The Inside Rail

Self Isolation. Day 6. Friday.

I’m six days into this and feel fine, taking my temperature less often, no symptoms. Still concerned, still isolated, still worried. Like everybody.

No symptoms. That’s the good news. The bad news is the world is imploding, people are dying, the president is bumbling, the hospitals will reach capacity…oh, you know the bad news.

Gardening. Running. Writing. Reading. This is first-world isolation. 

My favorite quote from my reading thus far. Tortilla Flats, John Steinbeck.

Two gallons is a great deal of wine, even for two paisanos. Spiritually the jugs may be graduated thus: Just below the shoulder of the first bottle, serious and concentrated conversation. Two inches farther down, sweetly sad memory. Three inches more, thoughts of old and satisfactory loves. An inch, thoughts of old and bitter loves. Bottom of the first jug, general and undirected sadness. Shoulder of the second jug, black, unholy, despondency. Two fingers down, a song of death or longing. A thumb, every other song each one knows. The graduations stop here, for the trail splits and there is no certainty. From this point on anything can happen.

At Cheltenham, half the party stays up until 2 in the morning, the other half drifts away to bed around 10 at night (I’m in the latter camp). The next morning, over eggs, tea and the Racing Post, you can always tell the ones who followed Steinbeck’s map, the whole route, below the shoulder, two inches farther down, bottom, shoulder, two inches, thumb. This is why I try to avoid the second bottle. 

Self Isolation Day 7. Saturday.

It’s been seven days. Am I OK? Did I somehow escape? If you can ride on two planes and go to Cheltenham for four days and avoid getting sick, then at least it's possible. OK. OK. Don't get ahead of yourself. I guess it’s seven days still to go, or more, depends on how you look at it, what you read. Scary times. Spent the day in the garden, like all day. Kept thinking I should go do something, then I thought about what that something was, sit in this room, by myself, scouring the Internet for the next dose of reality, calamity. The garden is just escape, that’s all. They say dirt is good for coping. It all started to hit me today, while I was in the garden. It always takes me a few days to realize the enormity. Trying to stay positive.

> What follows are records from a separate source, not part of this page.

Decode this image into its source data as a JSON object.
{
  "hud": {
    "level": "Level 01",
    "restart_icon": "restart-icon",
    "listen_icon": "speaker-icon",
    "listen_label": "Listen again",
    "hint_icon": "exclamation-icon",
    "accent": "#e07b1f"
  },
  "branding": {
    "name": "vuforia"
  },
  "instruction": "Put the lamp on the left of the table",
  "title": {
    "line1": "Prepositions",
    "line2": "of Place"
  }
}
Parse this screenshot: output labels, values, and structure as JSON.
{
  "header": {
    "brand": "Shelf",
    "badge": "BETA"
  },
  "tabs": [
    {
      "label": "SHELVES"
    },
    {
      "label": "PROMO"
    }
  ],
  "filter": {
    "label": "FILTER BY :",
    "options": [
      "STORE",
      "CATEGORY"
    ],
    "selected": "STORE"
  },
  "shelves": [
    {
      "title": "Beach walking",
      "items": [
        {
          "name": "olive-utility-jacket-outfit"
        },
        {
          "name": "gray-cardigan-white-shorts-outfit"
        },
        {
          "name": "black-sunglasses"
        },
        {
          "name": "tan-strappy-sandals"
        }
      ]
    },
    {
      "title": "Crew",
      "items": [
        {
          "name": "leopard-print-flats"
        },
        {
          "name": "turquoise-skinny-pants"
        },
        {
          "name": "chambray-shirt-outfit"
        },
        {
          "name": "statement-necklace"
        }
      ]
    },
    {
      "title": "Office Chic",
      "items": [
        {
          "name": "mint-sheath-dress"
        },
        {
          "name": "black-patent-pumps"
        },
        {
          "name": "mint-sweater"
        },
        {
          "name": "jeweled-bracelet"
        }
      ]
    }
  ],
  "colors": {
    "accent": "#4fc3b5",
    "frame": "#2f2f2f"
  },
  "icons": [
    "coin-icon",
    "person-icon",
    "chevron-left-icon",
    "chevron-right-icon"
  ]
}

I’m struggling to stay positive.

Self Isolation. Day 8. Sunday.

My kingdom for a cup of coffee. I should have ordered a coffee maker on Amazon. Just want a cup of coffee and a piece of toast, again first-world problems. Thinking about the garden. Need to order seeds. And, no, my peas aren't in yet. 

Beautiful day here. Sunny. Light. Free. I’ve cleared my email, perused the Washington Post, looked at the form for Downpatrick, the only game in town as far as European jump racing goes, read two articles from the Sunday Long Read, trying to stay off Facebook and Twitter, I knew long before a pandemic that neither was good for you, now it’s even more clear.

Jay Hovdey called yesterday. Robert Monk. Talked to Wass, Brent, Todd, Mom, Dad, Joey, Sheila, Gordie Keys. The latter sounded the most concerned. Tough days ahead.

A headline I thought I’d never see in Monday’s Racing Post: US expert Tom Collins suggests siding with leading trainer at Will Rogers Downs.

Yes, those are the times we’re living in, the Racing Post is touting the leading trainer at Will Rogers Downs. Not much else to do.

Annie brought me shaving cream. Now, that's funny.